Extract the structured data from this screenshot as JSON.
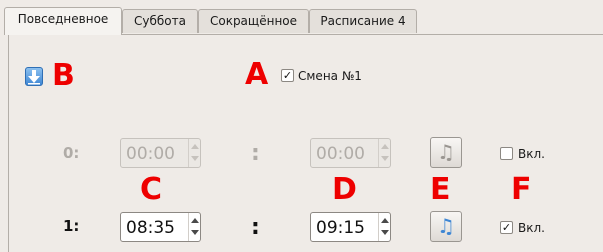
{
  "tabs": [
    {
      "label": "Повседневное",
      "active": true
    },
    {
      "label": "Суббота",
      "active": false
    },
    {
      "label": "Сокращённое",
      "active": false
    },
    {
      "label": "Расписание 4",
      "active": false
    }
  ],
  "annotations": {
    "a": "A",
    "b": "B",
    "c": "C",
    "d": "D",
    "e": "E",
    "f": "F"
  },
  "shift": {
    "label": "Смена №1",
    "checked": true,
    "mark": "✓"
  },
  "rows": [
    {
      "number": "0:",
      "start": "00:00",
      "end": "00:00",
      "separator": ":",
      "enabled_label": "Вкл.",
      "enabled": false,
      "mark": ""
    },
    {
      "number": "1:",
      "start": "08:35",
      "end": "09:15",
      "separator": ":",
      "enabled_label": "Вкл.",
      "enabled": true,
      "mark": "✓"
    }
  ],
  "icons": {
    "move_down": "arrow-down-icon",
    "sound": "music-note-icon"
  },
  "colors": {
    "annotation": "#ee0000",
    "accent": "#3e86d4",
    "disabled_text": "#b0aca7"
  }
}
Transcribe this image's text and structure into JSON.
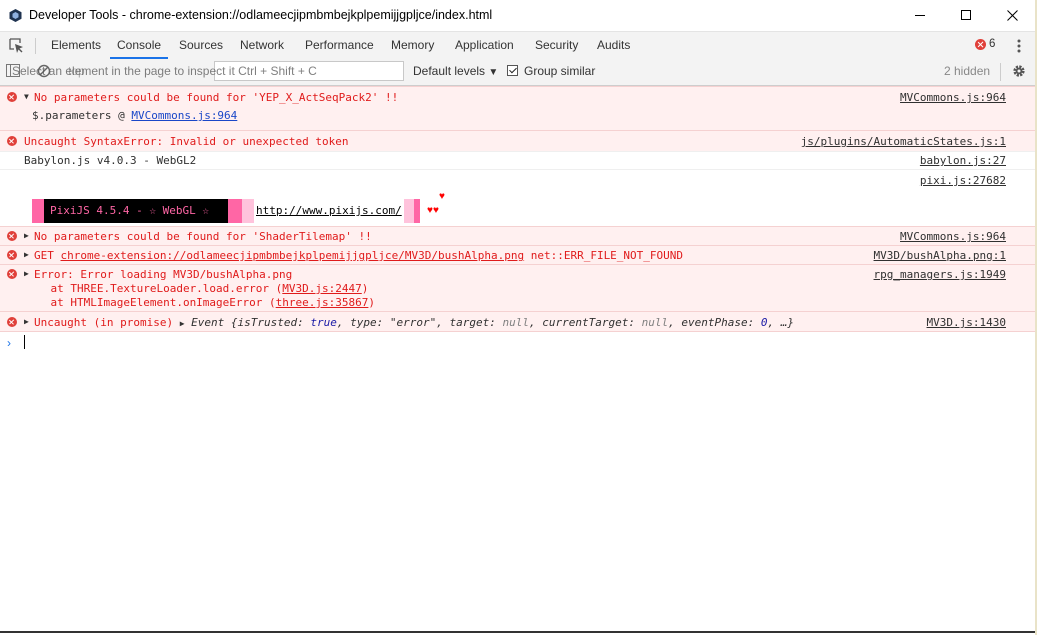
{
  "window": {
    "title": "Developer Tools - chrome-extension://odlameecjipmbmbejkplpemijjgpljce/index.html"
  },
  "tabs": [
    {
      "label": "Elements"
    },
    {
      "label": "Console"
    },
    {
      "label": "Sources"
    },
    {
      "label": "Network"
    },
    {
      "label": "Performance"
    },
    {
      "label": "Memory"
    },
    {
      "label": "Application"
    },
    {
      "label": "Security"
    },
    {
      "label": "Audits"
    }
  ],
  "active_tab": "Console",
  "error_count": "6",
  "toolbar": {
    "context": "top",
    "filter_placeholder": "Filter",
    "inspect_hint": "Select an element in the page to inspect it  Ctrl + Shift + C",
    "levels_label": "Default levels",
    "group_similar_label": "Group similar",
    "group_similar_checked": true,
    "hidden_label": "2 hidden"
  },
  "messages": {
    "m1": {
      "text": "No parameters could be found for 'YEP_X_ActSeqPack2' !!",
      "source": "MVCommons.js:964",
      "sub_prefix": "$.parameters @ ",
      "sub_link": "MVCommons.js:964"
    },
    "m2": {
      "text": "Uncaught SyntaxError: Invalid or unexpected token",
      "source": "js/plugins/AutomaticStates.js:1"
    },
    "m3": {
      "text": "Babylon.js v4.0.3 - WebGL2",
      "source": "babylon.js:27"
    },
    "m4": {
      "source": "pixi.js:27682",
      "banner": "PixiJS 4.5.4 - ☆ WebGL ☆",
      "url": "http://www.pixijs.com/",
      "hearts1": "♥",
      "hearts2": "♥♥"
    },
    "m5": {
      "text": "No parameters could be found for 'ShaderTilemap' !!",
      "source": "MVCommons.js:964"
    },
    "m6": {
      "method": "GET ",
      "url": "chrome-extension://odlameecjipmbmbejkplpemijjgpljce/MV3D/bushAlpha.png",
      "error": " net::ERR_FILE_NOT_FOUND",
      "source": "MV3D/bushAlpha.png:1"
    },
    "m7": {
      "text": "Error: Error loading MV3D/bushAlpha.png",
      "line2_prefix": "    at THREE.TextureLoader.load.error (",
      "line2_link": "MV3D.js:2447",
      "line3_prefix": "    at HTMLImageElement.onImageError (",
      "line3_link": "three.js:35867",
      "close": ")",
      "source": "rpg_managers.js:1949"
    },
    "m8": {
      "text": "Uncaught (in promise) ",
      "event_label": "Event ",
      "obj_open": "{",
      "k1": "isTrusted",
      "v1": "true",
      "k2": "type",
      "v2": "\"error\"",
      "k3": "target",
      "v3": "null",
      "k4": "currentTarget",
      "v4": "null",
      "k5": "eventPhase",
      "v5": "0",
      "tail": ", …}",
      "source": "MV3D.js:1430"
    }
  },
  "colors": {
    "accent": "#1a73e8",
    "error": "#e01b1b",
    "error_bg": "#fff0f0",
    "pixi_pink": "#ff66a5"
  },
  "icons": [
    "app-icon",
    "inspect-icon",
    "error-icon",
    "more-vert-icon",
    "sidebar-icon",
    "clear-icon",
    "checkbox-icon",
    "gear-icon",
    "minimize-icon",
    "maximize-icon",
    "close-icon",
    "prompt-chevron-icon"
  ]
}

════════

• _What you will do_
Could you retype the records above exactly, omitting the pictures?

• _Solution for this exercise_
Extract the structured data from this screenshot as JSON.
{
  "tabs": [
    {
      "label": "Повседневное",
      "active": true
    },
    {
      "label": "Суббота",
      "active": false
    },
    {
      "label": "Сокращённое",
      "active": false
    },
    {
      "label": "Расписание 4",
      "active": false
    }
  ],
  "annotations": {
    "a": "A",
    "b": "B",
    "c": "C",
    "d": "D",
    "e": "E",
    "f": "F"
  },
  "shift": {
    "label": "Смена №1",
    "checked": true,
    "mark": "✓"
  },
  "rows": [
    {
      "number": "0:",
      "start": "00:00",
      "end": "00:00",
      "separator": ":",
      "enabled_label": "Вкл.",
      "enabled": false,
      "mark": ""
    },
    {
      "number": "1:",
      "start": "08:35",
      "end": "09:15",
      "separator": ":",
      "enabled_label": "Вкл.",
      "enabled": true,
      "mark": "✓"
    }
  ],
  "icons": {
    "move_down": "arrow-down-icon",
    "sound": "music-note-icon"
  },
  "colors": {
    "annotation": "#ee0000",
    "accent": "#3e86d4",
    "disabled_text": "#b0aca7"
  }
}
Transcribe this image's text and structure into JSON.
{
  "window": {
    "title": "Developer Tools - chrome-extension://odlameecjipmbmbejkplpemijjgpljce/index.html"
  },
  "tabs": [
    {
      "label": "Elements"
    },
    {
      "label": "Console"
    },
    {
      "label": "Sources"
    },
    {
      "label": "Network"
    },
    {
      "label": "Performance"
    },
    {
      "label": "Memory"
    },
    {
      "label": "Application"
    },
    {
      "label": "Security"
    },
    {
      "label": "Audits"
    }
  ],
  "active_tab": "Console",
  "error_count": "6",
  "toolbar": {
    "context": "top",
    "filter_placeholder": "Filter",
    "inspect_hint": "Select an element in the page to inspect it  Ctrl + Shift + C",
    "levels_label": "Default levels",
    "group_similar_label": "Group similar",
    "group_similar_checked": true,
    "hidden_label": "2 hidden"
  },
  "messages": {
    "m1": {
      "text": "No parameters could be found for 'YEP_X_ActSeqPack2' !!",
      "source": "MVCommons.js:964",
      "sub_prefix": "$.parameters @ ",
      "sub_link": "MVCommons.js:964"
    },
    "m2": {
      "text": "Uncaught SyntaxError: Invalid or unexpected token",
      "source": "js/plugins/AutomaticStates.js:1"
    },
    "m3": {
      "text": "Babylon.js v4.0.3 - WebGL2",
      "source": "babylon.js:27"
    },
    "m4": {
      "source": "pixi.js:27682",
      "banner": "PixiJS 4.5.4 - ☆ WebGL ☆",
      "url": "http://www.pixijs.com/",
      "hearts1": "♥",
      "hearts2": "♥♥"
    },
    "m5": {
      "text": "No parameters could be found for 'ShaderTilemap' !!",
      "source": "MVCommons.js:964"
    },
    "m6": {
      "method": "GET ",
      "url": "chrome-extension://odlameecjipmbmbejkplpemijjgpljce/MV3D/bushAlpha.png",
      "error": " net::ERR_FILE_NOT_FOUND",
      "source": "MV3D/bushAlpha.png:1"
    },
    "m7": {
      "text": "Error: Error loading MV3D/bushAlpha.png",
      "line2_prefix": "    at THREE.TextureLoader.load.error (",
      "line2_link": "MV3D.js:2447",
      "line3_prefix": "    at HTMLImageElement.onImageError (",
      "line3_link": "three.js:35867",
      "close": ")",
      "source": "rpg_managers.js:1949"
    },
    "m8": {
      "text": "Uncaught (in promise) ",
      "event_label": "Event ",
      "obj_open": "{",
      "k1": "isTrusted",
      "v1": "true",
      "k2": "type",
      "v2": "\"error\"",
      "k3": "target",
      "v3": "null",
      "k4": "currentTarget",
      "v4": "null",
      "k5": "eventPhase",
      "v5": "0",
      "tail": ", …}",
      "source": "MV3D.js:1430"
    }
  },
  "colors": {
    "accent": "#1a73e8",
    "error": "#e01b1b",
    "error_bg": "#fff0f0",
    "pixi_pink": "#ff66a5"
  },
  "icons": [
    "app-icon",
    "inspect-icon",
    "error-icon",
    "more-vert-icon",
    "sidebar-icon",
    "clear-icon",
    "checkbox-icon",
    "gear-icon",
    "minimize-icon",
    "maximize-icon",
    "close-icon",
    "prompt-chevron-icon"
  ]
}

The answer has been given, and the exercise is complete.